JK: I think it’s happened. The energy metals sector, be it lithium, cobalt, vanadium, has done a very admirable job of piggybacking on the tech industry. Elon Musk has inadvertently become one of the most successful mining promoters in history. There’s been a demand and companies have done an impressive job of tying their product into something people care about, as compared to mining.

SK: There is money to be made in these new segments. I’ll take us back to 2006-2008 when the craze in the sector was rare earth metals. Unfortunately, China came in and flooded the market with supply and that quickly stopped the demand, but the run-up saw investors making money. Come 2011, it was all about graphite and graphene. Again, the market got flooded but investors made money. Here we are, now comes energy metals: cobalt, lithium, vanadium. Yes, these battery metals are desperately needed as we revolutionize the way we live and do things and investors will make money, but these run-ups are not constant like precious metals gold and silver.

AN: From a market observation, most battery metals such as lithium and cobalt are very small markets, each approximately sub-US$10 billion relative to gold and copper, which are around US$100 billion-plus. It doesn’t take much capital to move these smaller markets and those are trades that you need to get in and get out of within a 12 to 24 month timeframe. A lot of those companies are speculation, rather than investments. The point is, if you want to speculate in these small markets, make sure you have impeccable timing.

What is the entry point to getting a millennial investor to begin researching a mining stock? How do you get them interested in the first place and what feedback have you had from this generation of investors?

JK: I think about this a lot. In other industries there are influencers. It’s not a coincidence that Kylie Jenner’s makeup company is a billion-dollar company. It has nothing to do with the quality of the product, it has to do with her persona. There are not a lot of young influencers within the mining industry. There are a few people my age (30s) and there are a lot of people in their 60s.

There’s a gap and I think we need more public-facing influencers – letter writers, CEOs, leaders in the industry of any type that can generate interest – and that will bring them into the industry. That said, influencers have to get the timing right. If there’s not money to be made, no one is going to care.

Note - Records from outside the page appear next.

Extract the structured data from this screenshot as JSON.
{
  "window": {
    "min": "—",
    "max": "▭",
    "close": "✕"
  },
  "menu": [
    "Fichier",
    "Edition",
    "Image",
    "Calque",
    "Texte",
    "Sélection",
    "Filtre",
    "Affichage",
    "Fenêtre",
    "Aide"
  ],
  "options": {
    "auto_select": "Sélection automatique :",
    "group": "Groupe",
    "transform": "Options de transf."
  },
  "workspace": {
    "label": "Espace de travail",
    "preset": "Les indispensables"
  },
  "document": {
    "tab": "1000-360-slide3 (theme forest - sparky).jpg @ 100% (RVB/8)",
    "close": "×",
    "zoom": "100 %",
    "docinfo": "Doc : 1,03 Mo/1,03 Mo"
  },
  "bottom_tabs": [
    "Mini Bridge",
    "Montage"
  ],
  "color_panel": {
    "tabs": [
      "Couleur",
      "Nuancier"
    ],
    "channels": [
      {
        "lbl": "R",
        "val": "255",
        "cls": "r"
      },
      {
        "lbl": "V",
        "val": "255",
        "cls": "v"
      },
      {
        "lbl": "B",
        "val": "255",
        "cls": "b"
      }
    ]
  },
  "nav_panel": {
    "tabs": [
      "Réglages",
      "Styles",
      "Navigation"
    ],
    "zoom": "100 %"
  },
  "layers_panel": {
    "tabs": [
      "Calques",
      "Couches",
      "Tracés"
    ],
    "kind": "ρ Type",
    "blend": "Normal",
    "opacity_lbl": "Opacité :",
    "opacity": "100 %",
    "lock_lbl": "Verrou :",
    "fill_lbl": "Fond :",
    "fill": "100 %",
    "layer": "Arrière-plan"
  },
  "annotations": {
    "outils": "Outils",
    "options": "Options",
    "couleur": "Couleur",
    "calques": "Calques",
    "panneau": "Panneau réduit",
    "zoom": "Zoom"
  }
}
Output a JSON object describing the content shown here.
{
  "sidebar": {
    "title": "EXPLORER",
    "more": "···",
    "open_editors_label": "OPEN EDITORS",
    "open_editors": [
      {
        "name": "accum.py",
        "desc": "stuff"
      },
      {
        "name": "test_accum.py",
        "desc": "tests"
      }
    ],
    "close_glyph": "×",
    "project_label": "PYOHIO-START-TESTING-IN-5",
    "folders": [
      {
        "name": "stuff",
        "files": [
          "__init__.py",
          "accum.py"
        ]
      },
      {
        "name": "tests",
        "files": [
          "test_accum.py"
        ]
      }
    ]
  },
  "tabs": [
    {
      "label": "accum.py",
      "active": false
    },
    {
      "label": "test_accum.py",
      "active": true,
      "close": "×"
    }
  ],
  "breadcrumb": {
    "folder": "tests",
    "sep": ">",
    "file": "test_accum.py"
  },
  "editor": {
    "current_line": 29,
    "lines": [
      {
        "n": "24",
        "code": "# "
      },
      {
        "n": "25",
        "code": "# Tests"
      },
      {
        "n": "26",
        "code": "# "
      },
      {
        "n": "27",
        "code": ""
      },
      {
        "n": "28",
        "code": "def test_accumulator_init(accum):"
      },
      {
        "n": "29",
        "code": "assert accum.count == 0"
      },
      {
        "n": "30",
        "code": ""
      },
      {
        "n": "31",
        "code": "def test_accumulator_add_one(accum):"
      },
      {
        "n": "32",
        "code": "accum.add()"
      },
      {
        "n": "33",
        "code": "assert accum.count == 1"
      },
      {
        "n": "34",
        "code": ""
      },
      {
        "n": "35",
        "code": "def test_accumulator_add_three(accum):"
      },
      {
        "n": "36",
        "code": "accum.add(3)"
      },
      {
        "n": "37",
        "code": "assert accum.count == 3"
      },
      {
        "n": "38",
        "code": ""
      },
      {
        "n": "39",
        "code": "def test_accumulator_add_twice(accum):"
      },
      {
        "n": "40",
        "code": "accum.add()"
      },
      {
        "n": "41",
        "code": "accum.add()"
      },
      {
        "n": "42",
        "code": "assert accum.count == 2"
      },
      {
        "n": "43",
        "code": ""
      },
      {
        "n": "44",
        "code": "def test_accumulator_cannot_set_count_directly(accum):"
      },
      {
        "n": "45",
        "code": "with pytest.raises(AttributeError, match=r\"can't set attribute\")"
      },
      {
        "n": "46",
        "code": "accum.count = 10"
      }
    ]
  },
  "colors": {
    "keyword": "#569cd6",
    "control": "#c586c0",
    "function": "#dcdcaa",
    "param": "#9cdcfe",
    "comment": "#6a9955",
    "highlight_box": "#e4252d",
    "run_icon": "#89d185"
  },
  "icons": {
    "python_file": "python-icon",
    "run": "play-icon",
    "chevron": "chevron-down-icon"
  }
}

When I think about mining, there’s an adventure aspect to it: there’s travel to exotic locations and we know millennials are the best-travelled generation yet. This is an aspect that can engage people and enable them to see the potential in the space. That’s what’s going to bring investors in. It’s a multi-step process. You need an interesting story, you need the potential to make money, and you need public facing personas that people trust.

SK: For me, it’s got to be about the tremendous upside in value creation and I often point to the discovery phase of the Lassonde Curve chart which outlines the life of mining companies beginning at exploration and ending in production, showing value that the market attributes to each stage.

Once millennials really start to understand that everything in the world is only possible with the minerals that we discover and mine and of what opportunities that creates for our generation will they realize the endless possibilities and upside potential of the sector.

AN: There’s a massive opportunity here to shift the way millennials look at investing in mining. Millennials are now the largest generation in Canada, but are the least invested in stocks, but are the most likely to participate in an online financing. Recently, I received a shell opportunity in my inbox.  I passed but another millennial I know subscribed. To partake only required 5 minutes and was a very simple process. The company raised 324% over their targeted funding and brought in 201 investors in a matter of six days. This is one of the major platforms I believe will be used to complete resource financings with millennial investors.

To register for an exclusive CSE Talks session at PDAC 2019 featuring the new faces of mining, click here: https://www.eventbrite.ca/e/cse-talks-new-faces-of-mining-tickets-57041685216